%%
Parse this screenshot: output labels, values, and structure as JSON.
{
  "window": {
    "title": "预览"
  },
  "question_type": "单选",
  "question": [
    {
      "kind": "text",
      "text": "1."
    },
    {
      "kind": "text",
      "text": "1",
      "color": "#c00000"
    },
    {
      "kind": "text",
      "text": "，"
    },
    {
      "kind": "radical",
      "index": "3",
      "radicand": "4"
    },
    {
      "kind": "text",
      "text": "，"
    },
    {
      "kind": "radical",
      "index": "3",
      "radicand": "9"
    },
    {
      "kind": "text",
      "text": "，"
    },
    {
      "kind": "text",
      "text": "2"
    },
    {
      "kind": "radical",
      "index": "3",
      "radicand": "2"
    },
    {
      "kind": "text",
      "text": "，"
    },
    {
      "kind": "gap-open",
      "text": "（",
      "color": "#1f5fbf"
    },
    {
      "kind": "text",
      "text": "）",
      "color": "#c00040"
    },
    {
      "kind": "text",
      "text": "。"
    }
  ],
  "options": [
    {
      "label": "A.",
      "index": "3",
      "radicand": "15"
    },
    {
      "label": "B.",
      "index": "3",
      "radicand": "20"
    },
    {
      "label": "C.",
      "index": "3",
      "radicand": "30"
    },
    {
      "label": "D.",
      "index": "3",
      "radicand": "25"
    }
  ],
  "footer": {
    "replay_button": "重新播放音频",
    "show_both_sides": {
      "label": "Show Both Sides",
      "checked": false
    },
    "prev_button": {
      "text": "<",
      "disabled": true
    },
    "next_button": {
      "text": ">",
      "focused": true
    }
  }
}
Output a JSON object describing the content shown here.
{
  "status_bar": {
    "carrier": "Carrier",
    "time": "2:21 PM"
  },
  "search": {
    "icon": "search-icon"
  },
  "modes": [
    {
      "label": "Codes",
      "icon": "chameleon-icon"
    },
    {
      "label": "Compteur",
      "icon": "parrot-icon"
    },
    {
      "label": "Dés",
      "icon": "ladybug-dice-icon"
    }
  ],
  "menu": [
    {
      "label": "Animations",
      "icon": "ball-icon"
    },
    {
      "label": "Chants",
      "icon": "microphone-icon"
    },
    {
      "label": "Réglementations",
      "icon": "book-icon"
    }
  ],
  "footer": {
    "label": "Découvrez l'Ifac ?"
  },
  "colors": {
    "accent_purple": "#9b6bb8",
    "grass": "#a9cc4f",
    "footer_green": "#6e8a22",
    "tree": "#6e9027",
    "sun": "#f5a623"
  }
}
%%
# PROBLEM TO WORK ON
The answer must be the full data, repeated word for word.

# SOLUTION FOR THIS TASK
Parse this screenshot: output labels, values, and structure as JSON.
{
  "window": {
    "title": "预览"
  },
  "question_type": "单选",
  "question": [
    {
      "kind": "text",
      "text": "1."
    },
    {
      "kind": "text",
      "text": "1",
      "color": "#c00000"
    },
    {
      "kind": "text",
      "text": "，"
    },
    {
      "kind": "radical",
      "index": "3",
      "radicand": "4"
    },
    {
      "kind": "text",
      "text": "，"
    },
    {
      "kind": "radical",
      "index": "3",
      "radicand": "9"
    },
    {
      "kind": "text",
      "text": "，"
    },
    {
      "kind": "text",
      "text": "2"
    },
    {
      "kind": "radical",
      "index": "3",
      "radicand": "2"
    },
    {
      "kind": "text",
      "text": "，"
    },
    {
      "kind": "gap-open",
      "text": "（",
      "color": "#1f5fbf"
    },
    {
      "kind": "text",
      "text": "）",
      "color": "#c00040"
    },
    {
      "kind": "text",
      "text": "。"
    }
  ],
  "options": [
    {
      "label": "A.",
      "index": "3",
      "radicand": "15"
    },
    {
      "label": "B.",
      "index": "3",
      "radicand": "20"
    },
    {
      "label": "C.",
      "index": "3",
      "radicand": "30"
    },
    {
      "label": "D.",
      "index": "3",
      "radicand": "25"
    }
  ],
  "footer": {
    "replay_button": "重新播放音频",
    "show_both_sides": {
      "label": "Show Both Sides",
      "checked": false
    },
    "prev_button": {
      "text": "<",
      "disabled": true
    },
    "next_button": {
      "text": ">",
      "focused": true
    }
  }
}
Output a JSON object describing the content shown here.
{
  "status_bar": {
    "carrier": "Carrier",
    "time": "2:21 PM"
  },
  "search": {
    "icon": "search-icon"
  },
  "modes": [
    {
      "label": "Codes",
      "icon": "chameleon-icon"
    },
    {
      "label": "Compteur",
      "icon": "parrot-icon"
    },
    {
      "label": "Dés",
      "icon": "ladybug-dice-icon"
    }
  ],
  "menu": [
    {
      "label": "Animations",
      "icon": "ball-icon"
    },
    {
      "label": "Chants",
      "icon": "microphone-icon"
    },
    {
      "label": "Réglementations",
      "icon": "book-icon"
    }
  ],
  "footer": {
    "label": "Découvrez l'Ifac ?"
  },
  "colors": {
    "accent_purple": "#9b6bb8",
    "grass": "#a9cc4f",
    "footer_green": "#6e8a22",
    "tree": "#6e9027",
    "sun": "#f5a623"
  }
}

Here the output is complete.